Using the Syllabus

The syllabus is one of the most important documents you will receive in class. This sample syllabus handout walks you through the key components and how to use the syllabus.

Course Name

ENGLISH 1033.15 Exposition and Argumentation
Fall 2019
Tuesday/Thursday 8:00-9:15 a.m.

Instructor: Professor Name, Ph.D.
Office: 210 Lorton Phone: xxx-xxx-xxxx
Office Hours: Available by appointment or M 2-3, W 3-5, F 9-11

The first portion contains course and instructor info, and office hours when you can (and should) go talk with the instructor.


Required Texts and Materials

Madden, Frank. Exploring Literature: Writing and Arguing About Fiction, Poetry, Drama, and the Essay. 5th ed. New York: Pearson/Longman, 2012. Print.
Hacker, Diana. Rules for Writers. 6th ed. Boston: Bedford/St. Martin’s, 2004. Print.
A portfolio folder.

This portion tells you what textbooks you will need, and any other materials you need to get to succeed.


Course Description and Learning Outcomes

This course is meant to prepare you to read, interpret, and write at a college level. In this course, we will focus on reading and analyzing literature, as well as on writing essays using formal, academic English. Throughout the course, you will practice the entire writing process, which includes free-writing, formulating a thesis, researching, writing, revising, documenting, and editing. We will focus in particular on analyzing materials within given parameters and on MLA documentation and citation. You will participate as both a reader and a writer.


Course Learning Outcomes

At the end of English 1033, students should be able to: Read analytically; Critically interpret texts and their related contexts; Argue logically and persuasively; Organize information effectively; Present results of research concisely, Avoid academic misconduct; Present an oral argument effectively; Demonstrate an understanding of the writing process; Appropriately use, evaluate, and cite research sources; Demonstrate facility with the English language
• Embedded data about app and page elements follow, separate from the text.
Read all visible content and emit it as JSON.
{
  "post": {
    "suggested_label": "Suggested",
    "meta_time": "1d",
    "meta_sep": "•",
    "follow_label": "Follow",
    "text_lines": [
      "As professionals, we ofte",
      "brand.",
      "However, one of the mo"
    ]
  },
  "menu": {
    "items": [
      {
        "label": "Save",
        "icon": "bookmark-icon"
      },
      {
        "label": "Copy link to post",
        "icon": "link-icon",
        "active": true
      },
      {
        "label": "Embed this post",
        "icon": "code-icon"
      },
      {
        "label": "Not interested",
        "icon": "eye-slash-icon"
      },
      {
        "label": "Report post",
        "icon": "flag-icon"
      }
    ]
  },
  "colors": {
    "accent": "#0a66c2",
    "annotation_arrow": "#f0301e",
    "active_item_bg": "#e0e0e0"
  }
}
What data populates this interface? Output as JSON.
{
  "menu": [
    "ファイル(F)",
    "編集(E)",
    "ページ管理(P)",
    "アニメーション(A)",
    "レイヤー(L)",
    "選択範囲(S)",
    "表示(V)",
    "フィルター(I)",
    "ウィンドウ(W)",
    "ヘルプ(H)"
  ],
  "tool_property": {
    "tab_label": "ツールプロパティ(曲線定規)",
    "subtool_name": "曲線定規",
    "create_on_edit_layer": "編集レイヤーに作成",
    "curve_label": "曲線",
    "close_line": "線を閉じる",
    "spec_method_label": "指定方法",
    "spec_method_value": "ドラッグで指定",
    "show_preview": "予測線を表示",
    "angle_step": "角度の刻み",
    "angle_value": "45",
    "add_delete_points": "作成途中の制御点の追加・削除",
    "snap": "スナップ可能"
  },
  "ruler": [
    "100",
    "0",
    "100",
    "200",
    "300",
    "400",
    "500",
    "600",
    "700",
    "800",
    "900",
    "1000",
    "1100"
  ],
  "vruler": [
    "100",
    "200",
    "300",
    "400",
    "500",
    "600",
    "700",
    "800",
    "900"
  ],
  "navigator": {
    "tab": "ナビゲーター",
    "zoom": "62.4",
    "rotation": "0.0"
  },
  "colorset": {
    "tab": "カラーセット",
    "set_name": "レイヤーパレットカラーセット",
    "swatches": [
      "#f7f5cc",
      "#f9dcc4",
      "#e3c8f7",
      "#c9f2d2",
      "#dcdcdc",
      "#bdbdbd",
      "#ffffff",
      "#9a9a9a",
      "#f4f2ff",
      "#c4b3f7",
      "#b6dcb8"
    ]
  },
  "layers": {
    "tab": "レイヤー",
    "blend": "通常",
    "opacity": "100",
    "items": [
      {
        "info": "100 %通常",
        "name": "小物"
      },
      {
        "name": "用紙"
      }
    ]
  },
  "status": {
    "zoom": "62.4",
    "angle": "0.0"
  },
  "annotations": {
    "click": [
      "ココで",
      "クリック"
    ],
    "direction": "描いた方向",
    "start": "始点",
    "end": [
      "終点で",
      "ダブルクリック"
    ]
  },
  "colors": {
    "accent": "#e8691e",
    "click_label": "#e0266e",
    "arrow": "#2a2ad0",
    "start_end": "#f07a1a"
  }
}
This part tells you what the course is about, and what you will learn.


Course Requirements

1) Attendance: Attendance is essential for this course. Unexcused absences for 10% of the scheduled class meetings (3 classes) constitute grounds for lowering the final grade by one letter; unexcused absences for 15% of the scheduled class meetings (4 classes) are grounds for lowering the grade by two letters; unexcused absences for 20% of the scheduled class meetings (6 classes) are grounds for failure of the course.
2) Participation: Active participation is required. A large portion of this class will include active discussion, reading in class, and writing for your papers in class. Bring your books to every class. Participation constitutes 10% of your final grade.
3) In-Class Essays: There will be two in-class essays. The average of these grades will constitute 15% of the final grade. If you miss an in-class essay, it must be made up within one week (missed in-class essays must be taken at my office); otherwise, you will receive a zero for that essay.
4) Essays: There will be four assigned essays that will be written out of class. Two of the essays will be 4 pages in length. The other two essays will be 6-7 pages in length and will require research.
5) Oral Presentation: Each student must give an oral presentation in order to complete the course. The presentation will be 3-5 minutes in length and constitutes 5% of the final grade.

Course Requirements or Policies let you know class rules and procedures, as well as things like grading rubrics and major course tasks.


Course Grades

Grade Distribution:
Essay Grade: 85%
Participation: 10%
Oral Presentation: 5%
Grade Scale:
90-100% = A
80-89% = B
70-79% = C
60-69% = D
0-59% = F

Here you find a quick snapshot of the grading scale and how much certain assignments, exams, etc. are worth. Use this to track your grade in the class and figure out points you need to make the grade you want.


Course Schedule

Please note that I reserve the right to modify the course schedule as needed. Any changes will be discussed in class. All reading assignments should be completed prior to the class period in which we will discuss them.
Aug. 21: Review syllabus and course expectations.
Aug. 23: In-class Diagnostic Essay.
Aug. 28: Discussion of Hacker, p. 2-20 and Madden, p. 38-44.
Introduction to College Writing, lecture on Argumentation and in-class writing.
Aug. 30: Discussion of Hacker, p. 20-40 and Madden, p. 57-69. The Writing Process, lecture on Outlining and in-class writing.
Sept. 4: Discussion of Hacker, p. 40-57, p. 346-358. Academic Writing. Sign Plagiarism Forms. Work on drafting a thesis. Lecture on Citation and Exercise.
Sept. 6: Discussion of Hacker, p. 358-371, Discussion of Madden, p. 71-73 (“The Story of an Hour”). Essay #1 Assigned.

The schedule lets you know when things are due, when exams will happen, and gives you the outline of what will occur in the course. Plug these important dates into your planner.